The South Side Derby Dames bench patiently waits for their opportunity to join the fray
I know that only because BB had gotten to know a couple of Roller Derby enthusiasts seated next to him in the stands, and when I got back from my initial picture taking expedition, he filled me in on what they had shared with him.
Also, when you come into the arena, the ticket seller hands you a little program and the first page of the program is devoted to explaining how the matches are played
High City Derby Diva Blockers build a wall to prevent the SSDD's Jammer from scoring
The Roller Derby we were at is known as Flat Track Roller Derby (as opposed to Banked Track) and it is a fairly simple game. There are 5 players on each team, 3 Blockers, 1 Jammer, and 1 Pivot.
Oh yeah, the Pivot. The Pivot is the player with the stripe on her helmet, and she has the distinction of being able to switch with the Jammer to become a scorer. However, for the most part the Pivot works with the Blockers to either aide their Jammer, or interfere with the opposing Jammer.
Flamin' Skates - the laces say "Bitches Get Stitches"
The matches are divided into two 30 minute periods, and each 30 minute period is comprised of multiple 2 minute Jams - once a Jammer from either team has gotten past her opposing Blockers, she can score a point for every opposing player she laps for up to two minutes. However, she also has the option to end the Jam early by tapping her hips with both hands (though it's not so much tapping as a it is a quick Karate chop motion).
That's where strategy comes into play. A Jammer needs to stay aware of the other teams Jammer. If she is able to score say, ten points before the opposition Jammer gets past her blockers, then she is smart to tap out and end play before that other Jammer can score more than five points, building and keeping a lead.
The only thing in my experience that I can compare this to is a Rugby scrum, but with less gouging
Only the first Jammer to break through the blockers can stop play by tapping her hips BTW - the second Jammer does not have that option, so being the first Jammer through is crucial.
Wakiki Warrior, the Jammer for the HCDD, goes down
Like all contact sports, there all a lot of penalties for improper play and/or illegal hits. However, it was beyond me which hits and holds were legal and which were not. Every penalty call seemed to be arbitrary. Some of the calls resulted in a what appeared to be a reset of the Jam, and some required the offending player to sit in a penalty box for awhile.
The SSDD bench listens to the encouraging words of an assistant coach
I did figure out that if a Jammer is forced out of the oval (represented by green tape on the rink's surface), then that Jammer has to circle back around to whatever blocker she was behind before she was out of bounds in order to re-enter the game.
All the spectators gather on the rink after the match to congratulate both teams for a good match
Once I understood the basics of how a Derby was played, it made for a fairly interesting and exciting time.
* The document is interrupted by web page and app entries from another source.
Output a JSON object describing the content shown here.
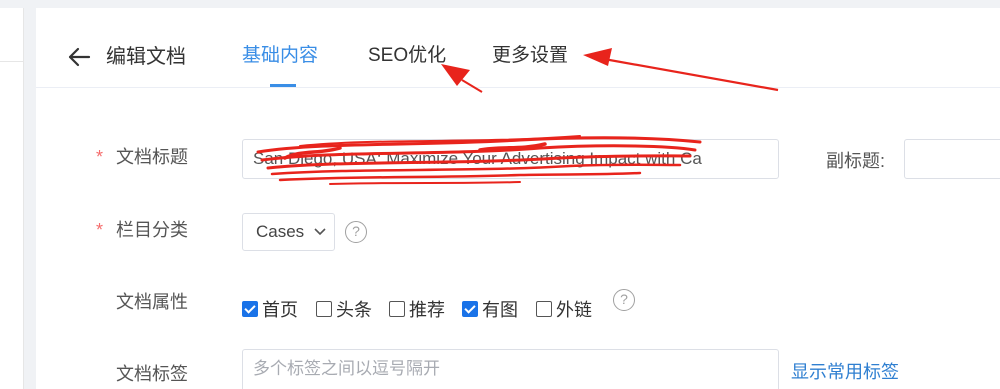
{
  "header": {
    "back_icon": "arrow-left-icon",
    "title": "编辑文档",
    "tabs": [
      {
        "label": "基础内容",
        "active": true
      },
      {
        "label": "SEO优化",
        "active": false
      },
      {
        "label": "更多设置",
        "active": false
      }
    ]
  },
  "form": {
    "title_field": {
      "required_mark": "*",
      "label": "文档标题",
      "value": "San Diego, USA: Maximize Your Advertising Impact with Ca"
    },
    "subtitle_field": {
      "label": "副标题:"
    },
    "category_field": {
      "required_mark": "*",
      "label": "栏目分类",
      "selected": "Cases",
      "help_icon": "question-circle-icon"
    },
    "attributes_field": {
      "label": "文档属性",
      "options": [
        {
          "label": "首页",
          "checked": true
        },
        {
          "label": "头条",
          "checked": false
        },
        {
          "label": "推荐",
          "checked": false
        },
        {
          "label": "有图",
          "checked": true
        },
        {
          "label": "外链",
          "checked": false
        }
      ],
      "help_icon": "question-circle-icon"
    },
    "tags_field": {
      "label": "文档标签",
      "placeholder": "多个标签之间以逗号隔开",
      "link": "显示常用标签"
    }
  },
  "colors": {
    "accent": "#3a8ee6",
    "required": "#f56c6c",
    "annotation": "#e8241c"
  }
}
The women on each team appeared to range in age from the low twenties into the mid thirties, with a few possibly close to forty, and each and everyone of them seemed to be having a grand ol' time.
They all played their hearts out, too - no slackers on either team.
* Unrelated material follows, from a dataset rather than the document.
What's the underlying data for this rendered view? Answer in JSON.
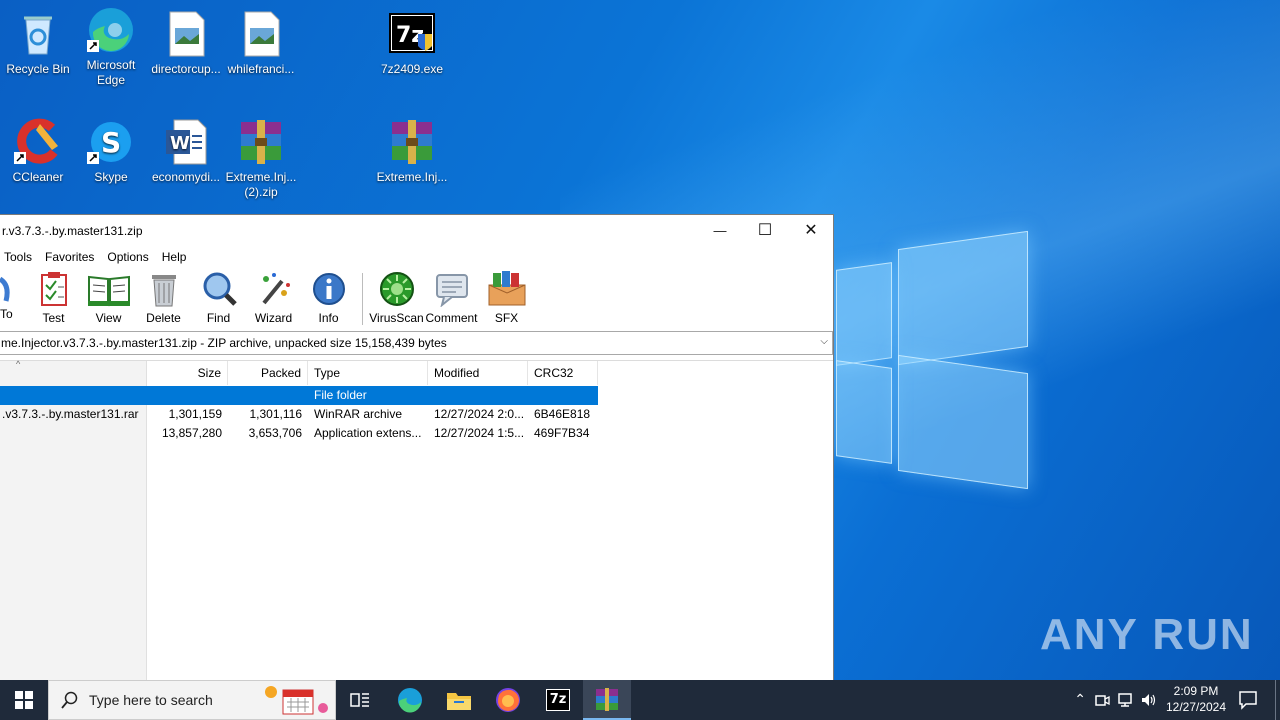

Low fives exchanged between fans and players
From what I could gather via the schedule printed in the little program, teams play once a month throughout the Summer and into the Fall. It's not hard to imagine that the once-a-month schedule is due to a necessary healing period for all the bumps and bruises suffered by all the players.
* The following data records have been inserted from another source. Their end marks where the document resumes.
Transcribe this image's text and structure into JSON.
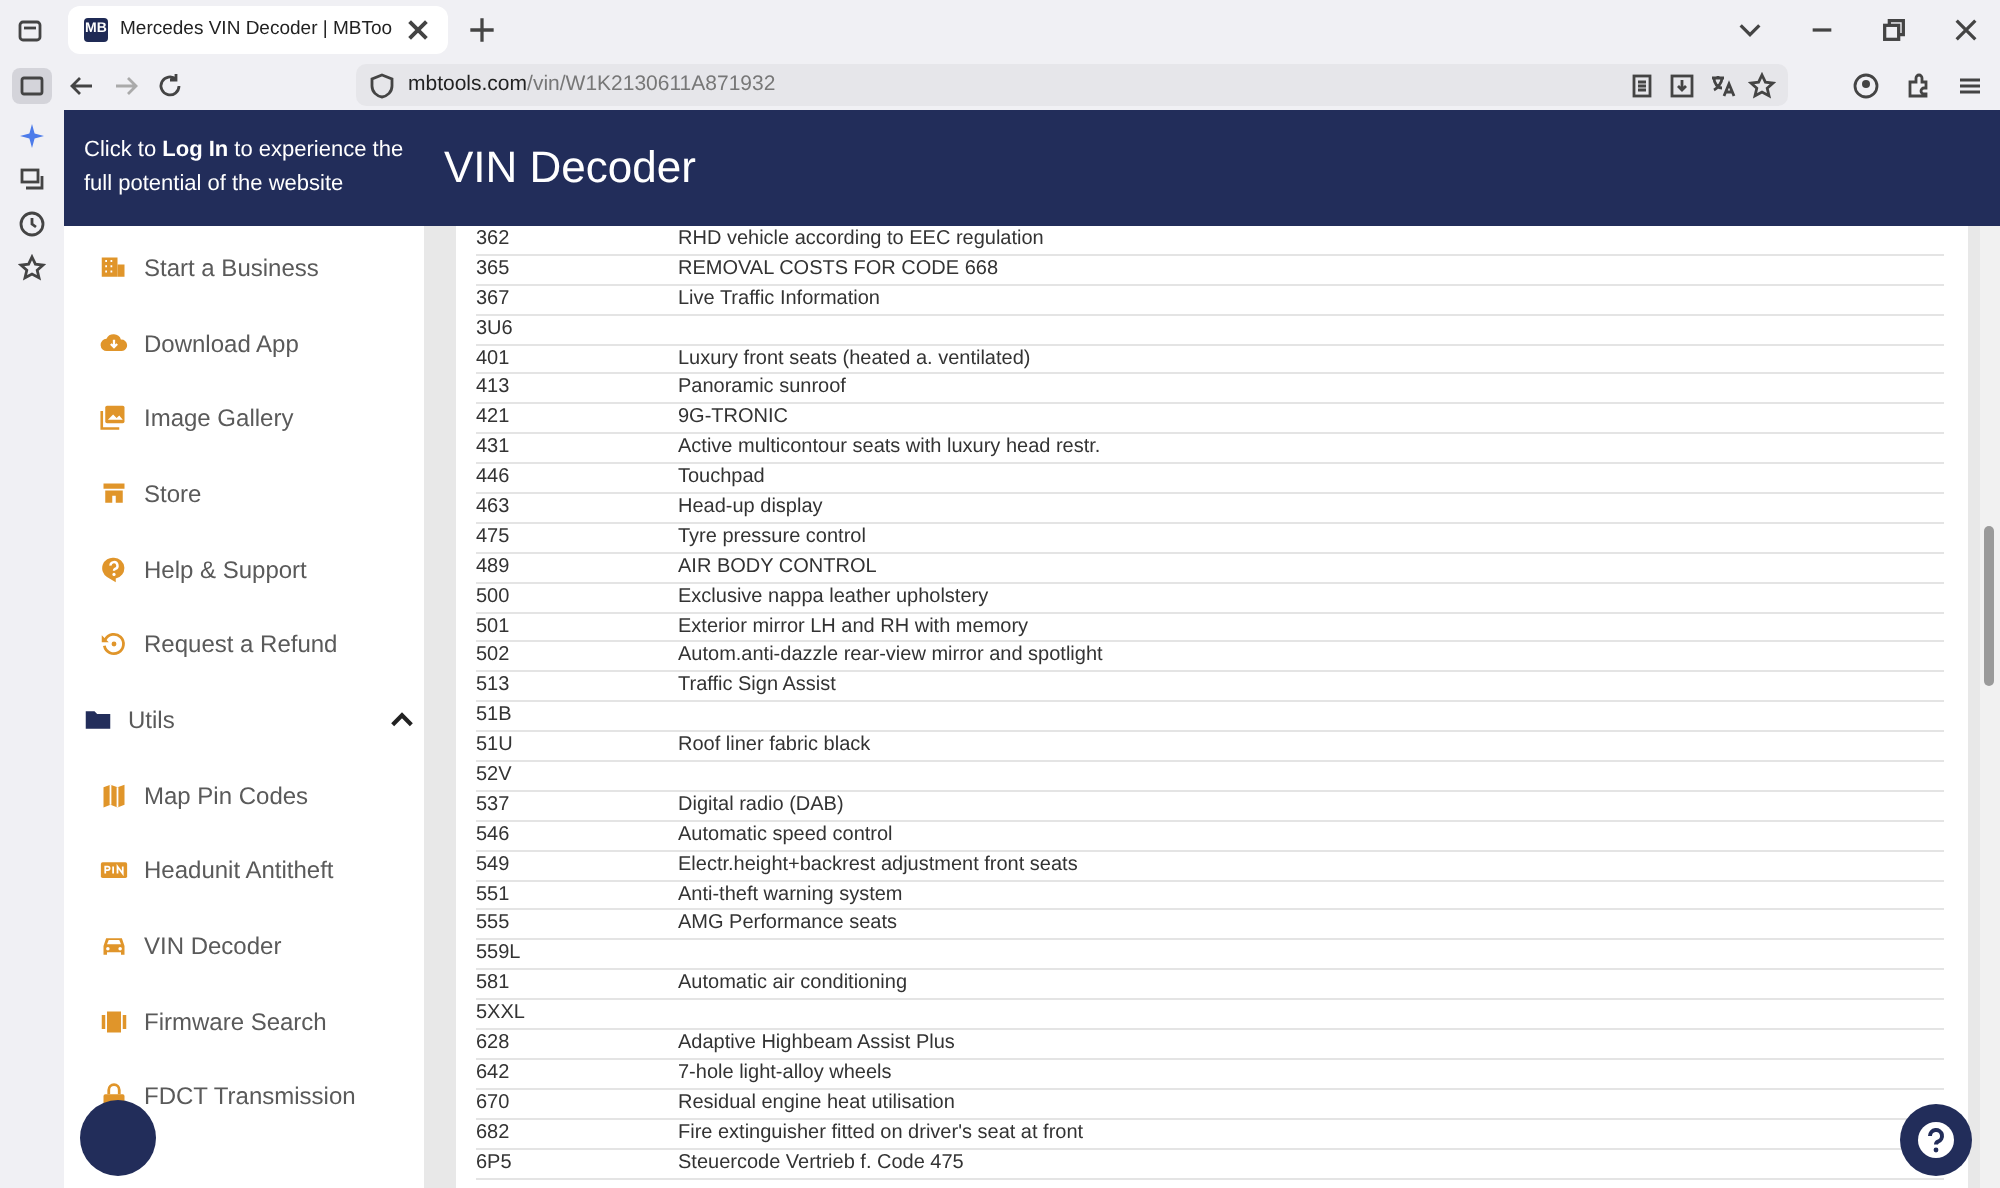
{
  "browser": {
    "tabs": [
      {
        "favicon": "MB",
        "title": "Mercedes VIN Decoder | MBToo",
        "selected": true
      }
    ],
    "address": {
      "domain": "mbtools.com",
      "path": "/vin/W1K2130611A871932"
    }
  },
  "login_banner": "Click to **Log In** to experience the full potential of the website",
  "page_title": "VIN Decoder",
  "nav": {
    "items": [
      {
        "kind": "link",
        "label": "Start a Business"
      },
      {
        "kind": "link",
        "label": "Download App"
      },
      {
        "kind": "link",
        "label": "Image Gallery"
      },
      {
        "kind": "link",
        "label": "Store"
      },
      {
        "kind": "link",
        "label": "Help & Support"
      },
      {
        "kind": "link",
        "label": "Request a Refund"
      },
      {
        "kind": "group",
        "label": "Utils",
        "expanded": true,
        "children": [
          {
            "kind": "link",
            "label": "Map Pin Codes"
          },
          {
            "kind": "link",
            "label": "Headunit Antitheft"
          },
          {
            "kind": "link",
            "label": "VIN Decoder"
          },
          {
            "kind": "link",
            "label": "Firmware Search"
          },
          {
            "kind": "link",
            "label": "FDCT Transmission"
          }
        ]
      }
    ]
  },
  "table": {
    "rows": [
      {
        "code": "362",
        "description": "RHD vehicle according to EEC regulation"
      },
      {
        "code": "365",
        "description": "REMOVAL COSTS FOR CODE 668"
      },
      {
        "code": "367",
        "description": "Live Traffic Information"
      },
      {
        "code": "3U6"
      },
      {
        "code": "401",
        "description": "Luxury front seats (heated a. ventilated)"
      },
      {
        "code": "413",
        "description": "Panoramic sunroof"
      },
      {
        "code": "421",
        "description": "9G-TRONIC"
      },
      {
        "code": "431",
        "description": "Active multicontour seats with luxury head restr."
      },
      {
        "code": "446",
        "description": "Touchpad"
      },
      {
        "code": "463",
        "description": "Head-up display"
      },
      {
        "code": "475",
        "description": "Tyre pressure control"
      },
      {
        "code": "489",
        "description": "AIR BODY CONTROL"
      },
      {
        "code": "500",
        "description": "Exclusive nappa leather upholstery"
      },
      {
        "code": "501",
        "description": "Exterior mirror LH and RH with memory"
      },
      {
        "code": "502",
        "description": "Autom.anti-dazzle rear-view mirror and spotlight"
      },
      {
        "code": "513",
        "description": "Traffic Sign Assist"
      },
      {
        "code": "51B"
      },
      {
        "code": "51U",
        "description": "Roof liner fabric black"
      },
      {
        "code": "52V"
      },
      {
        "code": "537",
        "description": "Digital radio (DAB)"
      },
      {
        "code": "546",
        "description": "Automatic speed control"
      },
      {
        "code": "549",
        "description": "Electr.height+backrest adjustment front seats"
      },
      {
        "code": "551",
        "description": "Anti-theft warning system"
      },
      {
        "code": "555",
        "description": "AMG Performance seats"
      },
      {
        "code": "559L"
      },
      {
        "code": "581",
        "description": "Automatic air conditioning"
      },
      {
        "code": "5XXL"
      },
      {
        "code": "628",
        "description": "Adaptive Highbeam Assist Plus"
      },
      {
        "code": "642",
        "description": "7-hole light-alloy wheels"
      },
      {
        "code": "670",
        "description": "Residual engine heat utilisation"
      },
      {
        "code": "682",
        "description": "Fire extinguisher fitted on driver's seat at front"
      },
      {
        "code": "6P5",
        "description": "Steuercode Vertrieb f. Code 475"
      }
    ]
  }
}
Finally, the picture I wanted to get at the bar.
If you're interested in attending a Roller Derby Match and you happen to be in Lakewood Colorado, check out the South Side Derby Dames website for their schedule - www. southsidederbydames.com - believe you me, there are a lot worse things you can spend ten bucks and an hour and a half on.